This satellite image was taken from the National Oceanic and Atmospheric Administration's (NOAA) Polar Orbiting Environmental Satellite, NOAA-17 on March 6 at 11:24 Zulu Time (6:24 a.m. EST) when the storm was nearing the Queensland coast.

The cyclone formed over the Coral Sea off the coast of Australia's state of Queensland Thursday. The projected forecast path means a potential for landfall along the central Queensland coast by Sunday.

Text credit: Rob Gutro, NASA's Goddard Space Flight Center


March 5, 2009

Cyclone Hamish Forms off Northeast Australian Coast

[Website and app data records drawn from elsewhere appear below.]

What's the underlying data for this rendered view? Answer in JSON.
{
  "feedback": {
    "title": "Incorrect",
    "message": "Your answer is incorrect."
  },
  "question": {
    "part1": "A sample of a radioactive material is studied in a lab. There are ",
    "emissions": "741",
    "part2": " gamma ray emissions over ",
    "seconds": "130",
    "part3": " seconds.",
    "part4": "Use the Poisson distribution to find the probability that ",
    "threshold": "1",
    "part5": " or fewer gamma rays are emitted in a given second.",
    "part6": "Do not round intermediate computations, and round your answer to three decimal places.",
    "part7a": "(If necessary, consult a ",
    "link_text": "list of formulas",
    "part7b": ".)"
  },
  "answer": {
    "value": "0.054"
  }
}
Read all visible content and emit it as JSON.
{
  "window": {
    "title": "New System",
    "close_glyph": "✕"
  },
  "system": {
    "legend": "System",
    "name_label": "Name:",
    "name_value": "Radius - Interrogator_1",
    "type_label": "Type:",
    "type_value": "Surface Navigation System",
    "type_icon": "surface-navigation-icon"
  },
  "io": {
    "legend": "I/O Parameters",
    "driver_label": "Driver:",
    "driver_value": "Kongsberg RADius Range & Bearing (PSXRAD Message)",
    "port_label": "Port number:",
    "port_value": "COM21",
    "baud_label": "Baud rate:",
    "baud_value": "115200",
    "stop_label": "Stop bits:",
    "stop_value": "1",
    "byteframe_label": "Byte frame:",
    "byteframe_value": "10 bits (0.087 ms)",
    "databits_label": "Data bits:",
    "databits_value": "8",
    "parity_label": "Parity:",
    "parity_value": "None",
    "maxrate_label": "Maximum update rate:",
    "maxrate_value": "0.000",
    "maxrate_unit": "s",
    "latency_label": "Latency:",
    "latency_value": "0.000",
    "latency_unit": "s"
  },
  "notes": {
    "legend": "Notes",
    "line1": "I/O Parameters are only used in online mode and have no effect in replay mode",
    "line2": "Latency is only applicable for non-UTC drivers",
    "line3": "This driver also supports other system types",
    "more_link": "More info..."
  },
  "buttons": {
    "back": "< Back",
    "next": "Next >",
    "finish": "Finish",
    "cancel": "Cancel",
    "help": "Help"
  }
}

satellite image of Hamish Credit: NASA/JPL
> Larger image
If there's one thing the Queensland region of Australia doesn't want, it's a tropical cyclone. In the beginning of February, Cyclone Ellie made landfall and brought flooding rains with her. Now Hamish threatens more rainfall for that northeastern region of the country as a landfall is expected south of the town of Cairns on March 7.

The infrared imagery of the Atmospheric Infrared Sounder (AIRS) instrument on NASA's Aqua satellite is used to identify the cloud temperatures in tropical cyclones, but it also showed a strengthening storm. It captured this image of Hamish on Mar. 5 at 3:53 Zulu Time (Mar. 4 at 10:53 p.m. EST). Animated infrared satellite imagery (such as from AIRS) and a Special Sensor Microwave/Imager (SSM/I) image from the Defense Meteorological Satellite show a rapidly consolidating system with significantly improving deep convective banding wrapping into a defined low-level circulation center.

In the storm's clouds, the lowest temperatures (in purple) are associated with high, cold cloud tops. Those temperatures are as cold as or colder than 220 degrees Kelvin or minus 63 degrees Fahrenheit (F). The blue areas are around 240 degrees Kelvin, or minus 27F.

The infrared image also shows a large temperature difference between the tops of the clouds in a tropical cyclone and the scorching hot land in east central Australia.

On March 5 at 12:00 Zulu Time (7 a.m. EST), Hamish has sustained winds near 30 knots (34 mph). At that time Hamish's center was located near 14.0 degrees south latitude and 146.9 degrees east longitude, about 205 nautical miles north-northeast of Cairns, Australia. Hamish is moving southwestward near 6 knots (7 mph).

According to the Joint Typhoon Warning Center, Hamish is in a favorable environment for intensifying. That means weak wind shear (winds that can tear a storm apart), and warm sea surface waters over 28 degrees Celsius (82 degrees F), which power storms.

Text credit: Rob Gutro, NASA's Goddard Space Flight Center